The military campaign to retake control of northern Mali from Islamist rebels has raised hopes among IDPs that they could soon be going home - but what will they be going home to?
Mali’s political, security and humanitarian situations have changed significantly during the past month, with French, Malian and West African troops retaking control of much of the north of the country from armed Islamist groups, and driving the rebels out of their strongholds and into the northern mountains.
For many of the nearly 230,000 people internally displaced in Mali in 2012, these advances raise the possibility of being able to go home, a prospect for which some have been waiting for more than a year. According to a February 2013 survey on IDPs’ future intentions carried out by the International Organisation for Migration in Bamako and Koulikoro, 93 per cent of internally displaced people (IDPs) plan to return to the north rather than integrate locally in their area of displacement or settle elsewhere in the country.
In terms of timing, some households base their plans to return on the agricultural cycle, with the planting season falling in early summer and harvest in the autumn. Others would prefer to wait until the end of the school year in June in order to minimise any further disruption to their children’s studies. Two-thirds of households, however, are simply waiting for reassurances that their home areas are safe enough to return to in a sustainable way. Nearly 90 per cent of those interviewed believe that security conditions in the north will improve soon, which may mean significant numbers of people will make the journey home in the coming months.
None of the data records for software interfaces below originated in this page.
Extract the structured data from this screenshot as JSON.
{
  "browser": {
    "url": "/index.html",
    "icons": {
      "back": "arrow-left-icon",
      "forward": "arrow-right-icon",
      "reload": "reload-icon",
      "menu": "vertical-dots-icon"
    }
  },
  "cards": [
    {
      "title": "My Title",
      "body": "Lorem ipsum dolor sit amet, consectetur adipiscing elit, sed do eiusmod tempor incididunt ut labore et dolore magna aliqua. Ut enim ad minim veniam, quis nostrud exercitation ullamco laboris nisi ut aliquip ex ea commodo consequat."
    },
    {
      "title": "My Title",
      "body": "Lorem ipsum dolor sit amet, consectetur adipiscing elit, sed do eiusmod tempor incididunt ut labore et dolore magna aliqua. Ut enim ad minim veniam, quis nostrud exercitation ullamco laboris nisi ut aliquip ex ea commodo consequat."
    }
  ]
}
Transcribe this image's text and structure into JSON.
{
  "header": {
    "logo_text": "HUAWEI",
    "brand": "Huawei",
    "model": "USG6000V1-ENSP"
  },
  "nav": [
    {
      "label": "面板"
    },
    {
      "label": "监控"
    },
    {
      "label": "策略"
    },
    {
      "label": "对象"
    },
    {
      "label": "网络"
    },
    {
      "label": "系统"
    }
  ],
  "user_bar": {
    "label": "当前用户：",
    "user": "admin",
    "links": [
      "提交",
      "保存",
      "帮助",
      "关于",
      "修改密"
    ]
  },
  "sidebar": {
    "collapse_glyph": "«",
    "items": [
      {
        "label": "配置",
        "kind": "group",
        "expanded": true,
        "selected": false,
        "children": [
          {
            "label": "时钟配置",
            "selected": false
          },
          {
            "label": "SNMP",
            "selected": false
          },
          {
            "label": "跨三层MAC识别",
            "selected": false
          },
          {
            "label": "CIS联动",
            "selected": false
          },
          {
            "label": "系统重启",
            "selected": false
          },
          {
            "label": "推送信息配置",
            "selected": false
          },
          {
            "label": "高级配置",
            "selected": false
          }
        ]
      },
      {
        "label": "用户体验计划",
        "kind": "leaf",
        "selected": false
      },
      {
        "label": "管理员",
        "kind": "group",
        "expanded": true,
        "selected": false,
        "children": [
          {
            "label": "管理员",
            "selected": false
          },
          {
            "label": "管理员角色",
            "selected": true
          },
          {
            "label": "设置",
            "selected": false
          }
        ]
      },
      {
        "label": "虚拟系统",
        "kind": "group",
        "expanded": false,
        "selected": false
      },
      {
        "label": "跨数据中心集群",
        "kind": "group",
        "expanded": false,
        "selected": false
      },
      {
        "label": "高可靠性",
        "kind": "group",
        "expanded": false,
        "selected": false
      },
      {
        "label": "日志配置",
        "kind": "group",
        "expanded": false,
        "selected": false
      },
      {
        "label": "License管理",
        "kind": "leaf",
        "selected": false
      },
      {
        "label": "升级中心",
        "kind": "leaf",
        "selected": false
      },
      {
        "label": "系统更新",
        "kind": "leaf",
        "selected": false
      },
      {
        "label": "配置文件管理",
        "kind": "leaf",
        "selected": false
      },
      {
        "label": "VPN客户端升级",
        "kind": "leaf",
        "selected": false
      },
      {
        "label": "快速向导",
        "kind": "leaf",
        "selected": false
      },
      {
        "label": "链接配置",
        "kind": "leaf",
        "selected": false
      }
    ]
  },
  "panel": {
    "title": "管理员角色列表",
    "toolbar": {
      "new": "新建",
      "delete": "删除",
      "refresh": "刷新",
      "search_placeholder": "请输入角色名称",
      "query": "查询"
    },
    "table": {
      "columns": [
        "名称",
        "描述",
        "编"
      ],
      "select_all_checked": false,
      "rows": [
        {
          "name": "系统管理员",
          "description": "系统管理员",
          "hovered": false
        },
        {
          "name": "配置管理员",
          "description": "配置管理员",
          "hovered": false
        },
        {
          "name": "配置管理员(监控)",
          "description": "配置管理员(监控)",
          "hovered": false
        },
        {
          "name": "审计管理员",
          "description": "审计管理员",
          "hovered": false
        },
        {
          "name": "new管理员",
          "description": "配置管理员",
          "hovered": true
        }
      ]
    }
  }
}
This forecast begs the question: when will it be truly safe enough for people to go back to the north in peace, and what kinds of challenges should they expect to find upon arriving?